Ivan Nikolayevich Stragorodsky was born in the town of Arzamas near Nizhny Novgorod on [[January 11]], 1867. His father, Nicholas, was an arch[[priest]]. After receiving the name Sergius when he was tonsured a [[monk]], he studied in the Nizhny Novgorod [[seminary]], followed by studies at the St. Petersburg Theological Academy. Sergius became proficient in Greek, Latin, and Hebrew. He was [[ordination|ordained]] to the [[deacon|diaconate]] and then to the priesthood. He was soon raised to the rank of [[archimandrite]]. In September 1890, he arrived in Japan to assist Bp. [[Nicholas of Japan]]. Here, while he taught at the [[Tokyo Orthodox Seminary (Tokyo, Japan)|Tokyo Orthodox Seminary]], he became fluent in Japanese before his return to Russia in 1898. Upon his return to the St. Petersburg Academy in 1899, he was appointed rector.

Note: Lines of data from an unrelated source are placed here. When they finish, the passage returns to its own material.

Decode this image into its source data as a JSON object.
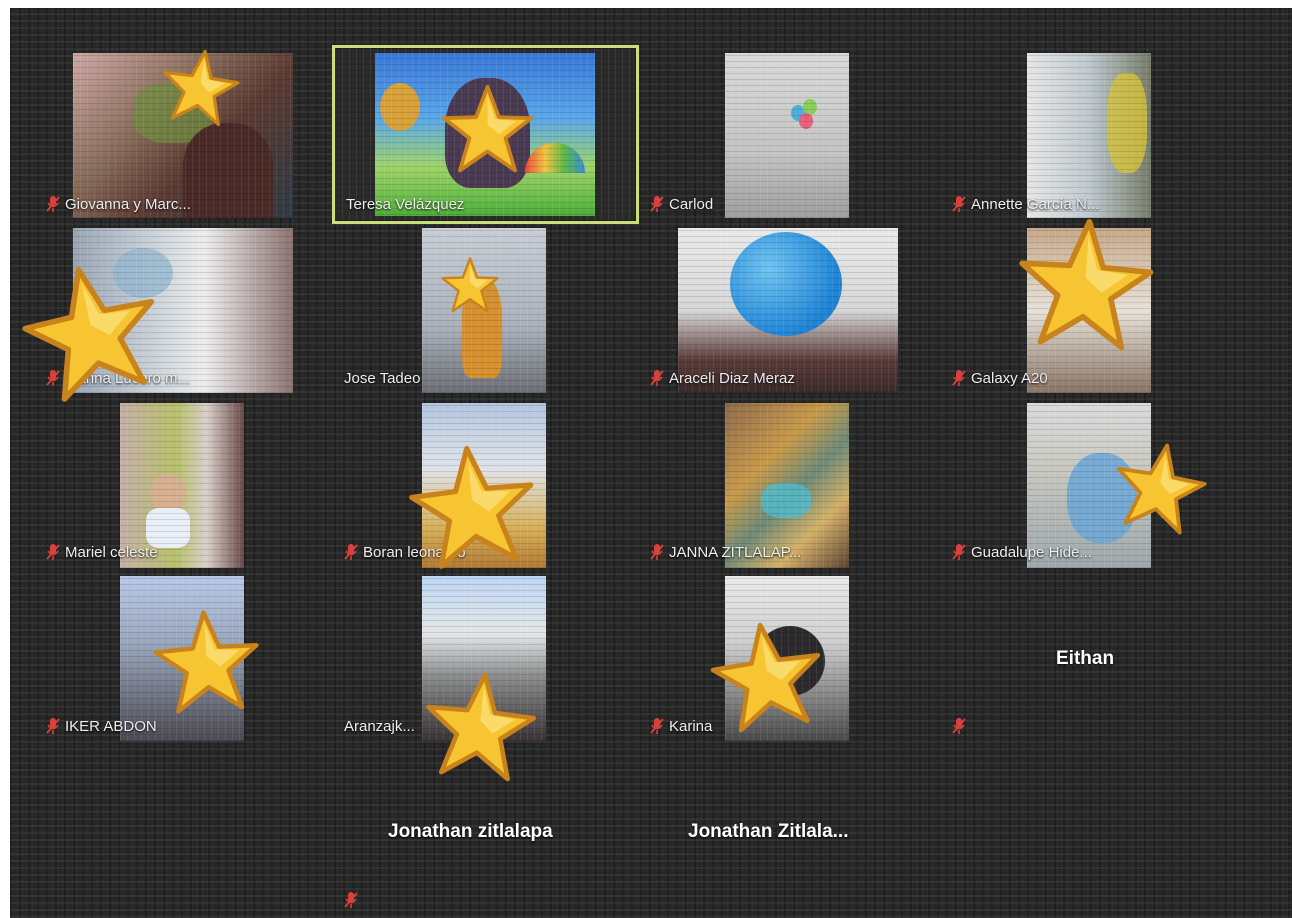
{
  "meeting": {
    "participants": [
      {
        "id": "giovanna",
        "name": "Giovanna y Marc..."
      },
      {
        "id": "teresa",
        "name": "Teresa Velázquez"
      },
      {
        "id": "carlod",
        "name": "Carlod"
      },
      {
        "id": "annette",
        "name": "Annette García N..."
      },
      {
        "id": "lucero",
        "name": "Marina Lucero m..."
      },
      {
        "id": "jose",
        "name": "Jose Tadeo"
      },
      {
        "id": "araceli",
        "name": "Araceli Diaz Meraz"
      },
      {
        "id": "galaxy",
        "name": "Galaxy A20"
      },
      {
        "id": "mariel",
        "name": "Mariel celeste"
      },
      {
        "id": "boran",
        "name": "Boran leonardo"
      },
      {
        "id": "janna",
        "name": "JANNA ZITLALAP..."
      },
      {
        "id": "guadalupe",
        "name": "Guadalupe Hide..."
      },
      {
        "id": "iker",
        "name": "IKER ABDON"
      },
      {
        "id": "aranza",
        "name": "Aranzajk..."
      },
      {
        "id": "karina",
        "name": "Karina"
      },
      {
        "id": "eithan",
        "name": "Eithan"
      },
      {
        "id": "jonathan1",
        "name": "Jonathan zitlalapa"
      },
      {
        "id": "jonathan2",
        "name": "Jonathan  Zitlala..."
      }
    ],
    "active_speaker": "Teresa Velázquez"
  },
  "icons": {
    "muted_mic": "muted-mic-icon",
    "star": "star-sticker-icon"
  },
  "colors": {
    "background": "#262626",
    "speaker_highlight": "#c9e07a",
    "muted_red": "#d9423a",
    "star_fill": "#f6c531",
    "star_edge": "#c9831c"
  }
}
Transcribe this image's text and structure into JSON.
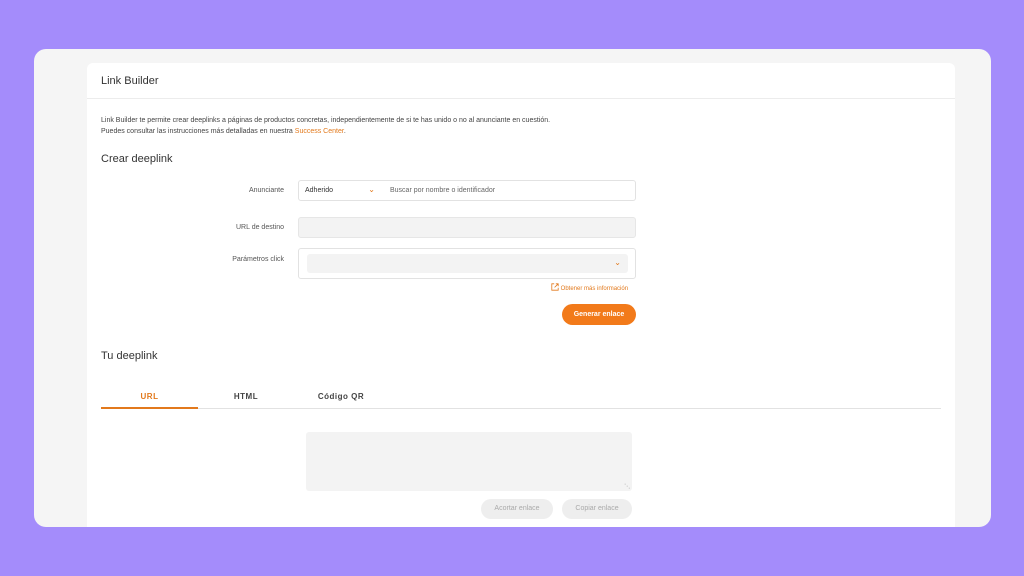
{
  "header": {
    "title": "Link Builder"
  },
  "intro": {
    "line1": "Link Builder te permite crear deeplinks a páginas de productos concretas, independientemente de si te has unido o no al anunciante en cuestión.",
    "line2_prefix": "Puedes consultar las instrucciones más detalladas en nuestra ",
    "line2_link": "Success Center",
    "line2_suffix": "."
  },
  "create": {
    "title": "Crear deeplink",
    "advertiser_label": "Anunciante",
    "advertiser_select": "Adherido",
    "advertiser_search_placeholder": "Buscar por nombre o identificador",
    "url_label": "URL de destino",
    "url_value": "",
    "params_label": "Parámetros click",
    "params_value": "",
    "more_info": "Obtener más información",
    "generate_button": "Generar enlace"
  },
  "result": {
    "title": "Tu deeplink",
    "tabs": [
      {
        "label": "URL",
        "active": true
      },
      {
        "label": "HTML",
        "active": false
      },
      {
        "label": "Código QR",
        "active": false
      }
    ],
    "output_value": "",
    "shorten_button": "Acortar enlace",
    "copy_button": "Copiar enlace"
  },
  "colors": {
    "accent": "#f27a1a",
    "background": "#a48cfb"
  }
}
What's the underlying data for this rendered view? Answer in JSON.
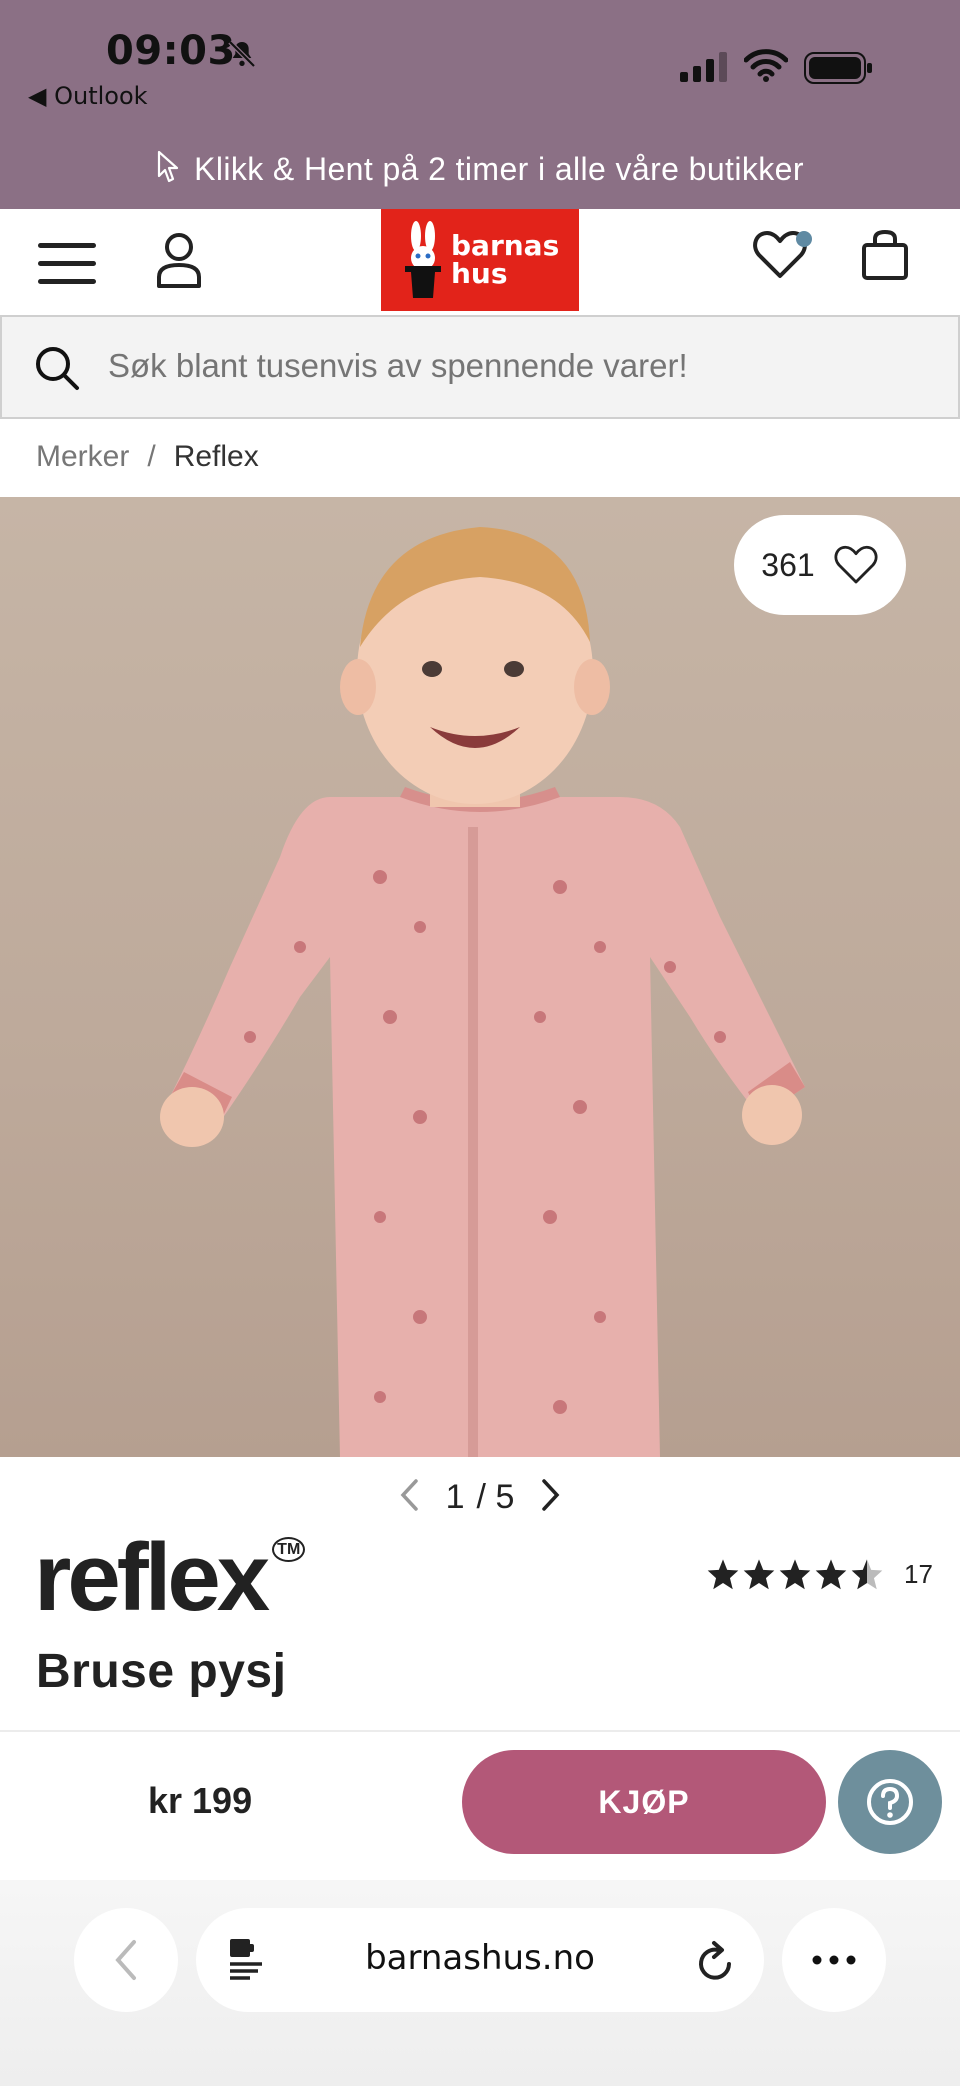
{
  "status_bar": {
    "time": "09:03",
    "back_app": "Outlook"
  },
  "promo": {
    "text": "Klikk & Hent på 2 timer i alle våre butikker"
  },
  "header": {
    "logo_line1": "barnas",
    "logo_line2": "hus",
    "wishlist_has_items": true
  },
  "search": {
    "placeholder": "Søk blant tusenvis av spennende varer!"
  },
  "breadcrumb": {
    "items": [
      "Merker",
      "Reflex"
    ],
    "separator": "/"
  },
  "product": {
    "favorites_count": "361",
    "image_index": "1",
    "image_total": "5",
    "brand": "reflex",
    "brand_tm": "TM",
    "name": "Bruse pysj",
    "rating": 4.5,
    "review_count": "17",
    "price": "kr 199",
    "buy_label": "KJØP"
  },
  "browser": {
    "url": "barnashus.no"
  },
  "colors": {
    "promo_bg": "#8b7085",
    "logo_red": "#e2231a",
    "buy_button": "#b35878",
    "help_button": "#6e8f9c",
    "wishlist_dot": "#5f8aa3"
  },
  "icons": [
    "bell-slash-icon",
    "signal-icon",
    "wifi-icon",
    "battery-icon",
    "cursor-icon",
    "menu-icon",
    "user-icon",
    "heart-icon",
    "bag-icon",
    "search-icon",
    "chevron-left-icon",
    "chevron-right-icon",
    "star-icon",
    "question-icon",
    "reload-icon",
    "more-icon",
    "tab-icon"
  ]
}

However, through his declaration he was able to establish a ''Temporary Patriarchal Council'' that received government recognition. In 1934, he assumed the title of His Beatitude, Metropolitan of Moscow and Kolomna. In 1936, on the basis of reports of Metr. Peter's death, although in reality he wasn't executed until 1937, Metr. Sergius assumed the title of Patriarchal Locum Tenens. But arrests and executions of the Orthodox clergy and destruction of [[cathedral]]s, [[church]]es and other Church property continued. By mid-1941, only four [[bishop]]s remained free in the territory of the USSR.
With the serious strain on the USSR caused by the Nazi invasion in 1941, Joseph Stalin began scaling down on the campaign of militant [[atheism]] advocated by the Bolsheviks and sought the moral and financial support of the Church of Russia in the war. Stalin, on [[September 4]], 1943, met with the hierarchy of the Church and, in exchange for their loyalty and assistance, gave concessions to religion. Among these concessions were permission to open the Moscow Theological Seminary and Academy, release of imprisoned clergy, and return of church property including the [[Holy Trinity-St. Sergius Lavra]]. This was at the cost of increased control by government secret services.

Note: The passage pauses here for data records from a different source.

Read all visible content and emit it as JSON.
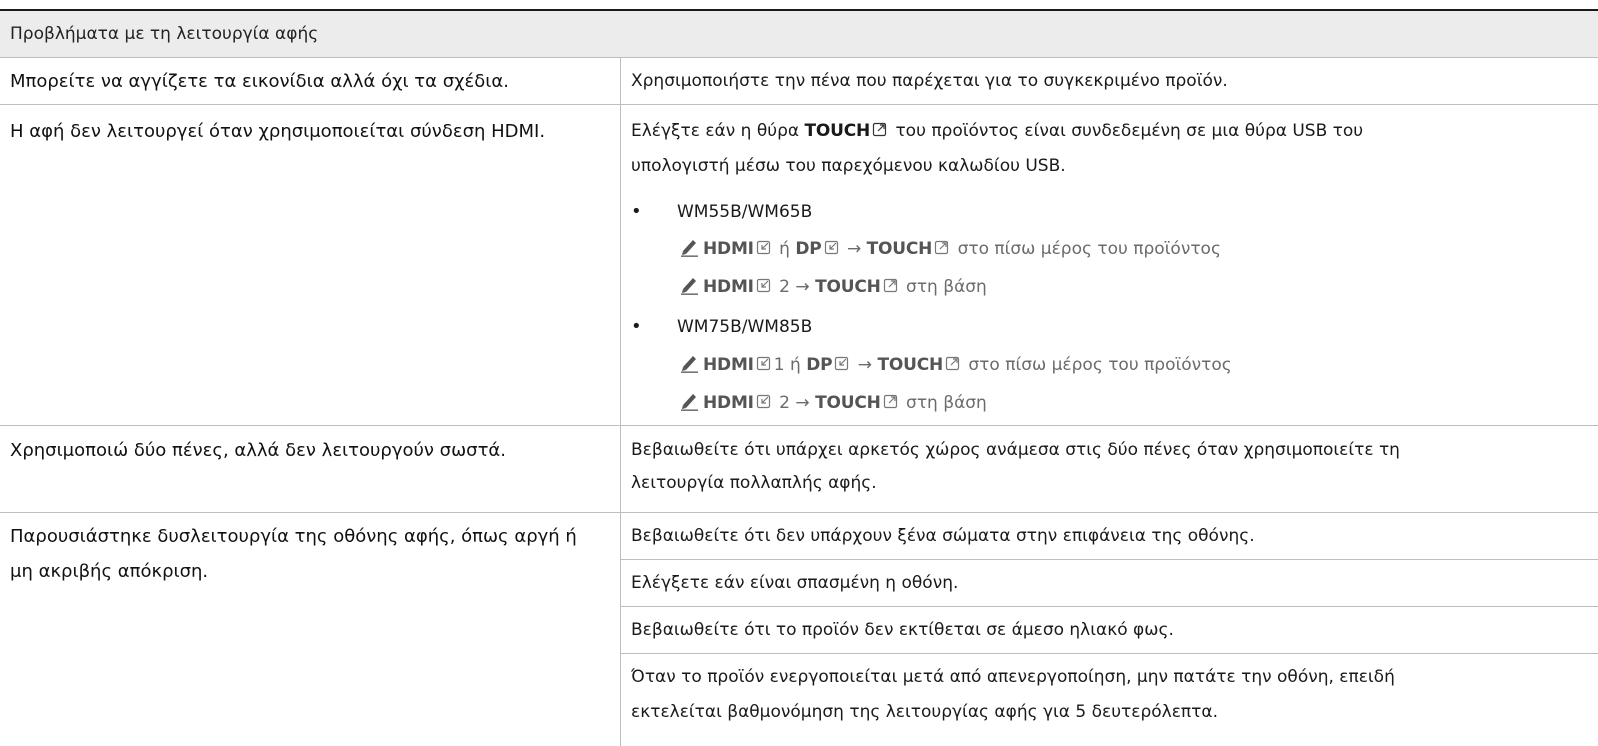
{
  "table": {
    "header": "Προβλήματα με τη λειτουργία αφής",
    "rows": [
      {
        "question": "Μπορείτε να αγγίζετε τα εικονίδια αλλά όχι τα σχέδια.",
        "answer": "Χρησιμοποιήστε την πένα που παρέχεται για το συγκεκριμένο προϊόν."
      },
      {
        "question": "Η αφή δεν λειτουργεί όταν χρησιμοποιείται σύνδεση HDMI.",
        "answer": {
          "intro_pre": "Ελέγξτε εάν η θύρα ",
          "intro_port": "TOUCH",
          "intro_post": " του προϊόντος είναι συνδεδεμένη σε μια θύρα USB του",
          "intro_line2": "υπολογιστή μέσω του παρεχόμενου καλωδίου USB.",
          "bullet_char": "•",
          "groups": [
            {
              "model": "WM55B/WM65B",
              "notes": [
                {
                  "p1": "HDMI",
                  "p1_suffix": "",
                  "mid": " ή ",
                  "p2": "DP",
                  "arrow": " → ",
                  "p3": "TOUCH",
                  "tail": " στο πίσω μέρος του προϊόντος"
                },
                {
                  "p1": "HDMI",
                  "p1_suffix": " 2",
                  "arrow": " → ",
                  "p3": "TOUCH",
                  "tail": " στη βάση"
                }
              ]
            },
            {
              "model": "WM75B/WM85B",
              "notes": [
                {
                  "p1": "HDMI",
                  "p1_suffix": "1",
                  "mid": " ή ",
                  "p2": "DP",
                  "arrow": " → ",
                  "p3": "TOUCH",
                  "tail": " στο πίσω μέρος του προϊόντος"
                },
                {
                  "p1": "HDMI",
                  "p1_suffix": " 2",
                  "arrow": " → ",
                  "p3": "TOUCH",
                  "tail": " στη βάση"
                }
              ]
            }
          ]
        }
      },
      {
        "question": "Χρησιμοποιώ δύο πένες, αλλά δεν λειτουργούν σωστά.",
        "answer_line1": "Βεβαιωθείτε ότι υπάρχει αρκετός χώρος ανάμεσα στις δύο πένες όταν χρησιμοποιείτε τη",
        "answer_line2": "λειτουργία πολλαπλής αφής."
      },
      {
        "question": "Παρουσιάστηκε δυσλειτουργία της οθόνης αφής, όπως αργή ή μη ακριβής απόκριση.",
        "answers": [
          "Βεβαιωθείτε ότι δεν υπάρχουν ξένα σώματα στην επιφάνεια της οθόνης.",
          "Ελέγξετε εάν είναι σπασμένη η οθόνη.",
          "Βεβαιωθείτε ότι το προϊόν δεν εκτίθεται σε άμεσο ηλιακό φως."
        ],
        "answer_last_line1": "Όταν το προϊόν ενεργοποιείται μετά από απενεργοποίηση, μην πατάτε την οθόνη, επειδή",
        "answer_last_line2": "εκτελείται βαθμονόμηση της λειτουργίας αφής για 5 δευτερόλεπτα."
      }
    ]
  },
  "icons": {
    "note": "pencil-note-icon",
    "port_in": "input-port-icon",
    "port_out": "output-port-icon"
  },
  "colors": {
    "header_bg": "#ececec",
    "rule": "#1a1a1a",
    "grid": "#bdbdbd",
    "note_text": "#6b6b6b"
  }
}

Among the concessions was an important one: permission to convene a council to elect a new patriarch. At a formal meeting of bishops on [[September 8]], 1943, Metr. Sergius was elected to the [[see]] of the Patriarch of Moscow. Although of advanced age (he was 76) and ailing in health, he was enthroned on [[September 12]], 1943. He died eight months later on [[May 15]], 1944 in Moscow.
after=[[Alexei I (Simansky) of Moscow|Alexei I (Simansky)]]}}
[[Category:Patriarchs of Moscow]]